In a world where superheroes have been restricted by the law,
the murder of a former hero brings a reluctant team back together.
Directed by Zack Snyder
Written by David Hayter and Alex Tse
Starring Jackie Earle Haley, Patrick Wilson, Malin Akerman,
Billy Crudup, Matthew Goode, Jeffrey Dean Morgan, Carla Gugino
Based on the graphic novel by Alan Moore and Dave Gibbons
I can understand the animosity regarding the film adaptation of Watchmen. It's difficult to please everyone, particularly Alan Moore and his loyal fanbase. However, if you can look past the major differences, Watchmen is a fantastic movie that stands on its own as a political statement and a comic book thriller. It's perfectly cast and contains some truly breathtaking visuals. I absolutely love it.
I'll confess that I have not read the graphic novel. Before you start hurling the stones at me, remember that I'm not here to review the graphic novel. I'm here to review the movie. In that respect, I can say that Watchmen is a stellar film because it deals with the dark, everyday side of fighting crime. This is a world that punishes its heroes because they fail. It's a world where the good don't always triumph over evil and the line between the two is quite grey. I wish there were more films that explored settings like this. The characters are washed-up heroes past their prime who can't move on. Rorschach, Nite Owl, Silk Spectre, and the Comedian have no superpowers, yet they can't stop fighting the good fight, even when there isn't one to fight. All of these characters are portrayed flawlessly in my opinion, especially Jackie Earle Haley's iconic portrayal of Rorschach. While Billy Crudup does well as Dr. Manhattan, I wish he'd put on some pants once in a while. Matthew Goode is also good (haha) as Ozymandias, even if he is somewhat forgettable.

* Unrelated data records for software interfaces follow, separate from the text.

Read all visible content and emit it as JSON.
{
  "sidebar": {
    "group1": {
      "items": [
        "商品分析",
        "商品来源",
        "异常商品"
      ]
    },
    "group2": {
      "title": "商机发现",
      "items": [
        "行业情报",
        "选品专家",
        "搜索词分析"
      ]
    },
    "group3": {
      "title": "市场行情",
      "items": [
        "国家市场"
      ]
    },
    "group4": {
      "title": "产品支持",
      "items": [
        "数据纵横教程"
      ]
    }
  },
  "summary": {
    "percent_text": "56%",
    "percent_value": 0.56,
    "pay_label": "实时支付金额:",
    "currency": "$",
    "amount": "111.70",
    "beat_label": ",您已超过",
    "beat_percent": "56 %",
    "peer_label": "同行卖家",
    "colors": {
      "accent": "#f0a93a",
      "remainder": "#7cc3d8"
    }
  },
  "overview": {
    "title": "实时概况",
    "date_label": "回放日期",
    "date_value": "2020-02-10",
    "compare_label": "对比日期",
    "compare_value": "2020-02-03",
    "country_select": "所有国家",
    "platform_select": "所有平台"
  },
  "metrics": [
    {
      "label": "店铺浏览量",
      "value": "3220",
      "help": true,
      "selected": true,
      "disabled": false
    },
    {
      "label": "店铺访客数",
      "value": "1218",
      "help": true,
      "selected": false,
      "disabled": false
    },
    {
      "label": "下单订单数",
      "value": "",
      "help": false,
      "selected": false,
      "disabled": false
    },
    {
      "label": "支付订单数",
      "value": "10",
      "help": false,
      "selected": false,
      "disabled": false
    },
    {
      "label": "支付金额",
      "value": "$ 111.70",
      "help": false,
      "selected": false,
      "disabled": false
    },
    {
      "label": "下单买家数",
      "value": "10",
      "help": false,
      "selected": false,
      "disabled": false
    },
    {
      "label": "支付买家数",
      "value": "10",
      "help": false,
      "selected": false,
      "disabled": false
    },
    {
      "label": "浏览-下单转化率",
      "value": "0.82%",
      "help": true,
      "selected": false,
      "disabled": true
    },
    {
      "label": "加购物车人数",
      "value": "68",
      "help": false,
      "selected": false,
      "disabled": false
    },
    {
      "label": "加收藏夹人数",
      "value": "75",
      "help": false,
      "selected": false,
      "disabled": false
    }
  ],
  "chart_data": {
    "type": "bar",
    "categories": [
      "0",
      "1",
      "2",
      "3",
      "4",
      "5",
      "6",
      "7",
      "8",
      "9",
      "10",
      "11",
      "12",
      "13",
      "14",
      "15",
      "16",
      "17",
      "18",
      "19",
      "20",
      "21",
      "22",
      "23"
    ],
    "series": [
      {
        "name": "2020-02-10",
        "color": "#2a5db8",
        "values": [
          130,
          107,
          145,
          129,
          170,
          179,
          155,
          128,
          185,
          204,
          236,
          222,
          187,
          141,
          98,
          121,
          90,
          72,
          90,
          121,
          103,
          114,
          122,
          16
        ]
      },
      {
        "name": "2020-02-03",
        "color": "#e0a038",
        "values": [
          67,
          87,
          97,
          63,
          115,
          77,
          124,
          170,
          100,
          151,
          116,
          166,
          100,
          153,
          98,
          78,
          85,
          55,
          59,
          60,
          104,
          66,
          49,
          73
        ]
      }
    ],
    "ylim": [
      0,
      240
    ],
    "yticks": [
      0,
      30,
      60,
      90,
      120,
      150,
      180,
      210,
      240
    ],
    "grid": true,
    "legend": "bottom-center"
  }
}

In a world where superheroes exist, America won the Vietnam War and Nixon was elected to a third term. It makes you wonder what life would be like if extraordinary people lived among us. I believe that Watchmen shows us the closest thing to that world we will ever see. A dismal America where the civilians have turned on their protectors and the protectors have given up on their civilians. It's a bleak dream, but it's an interesting one.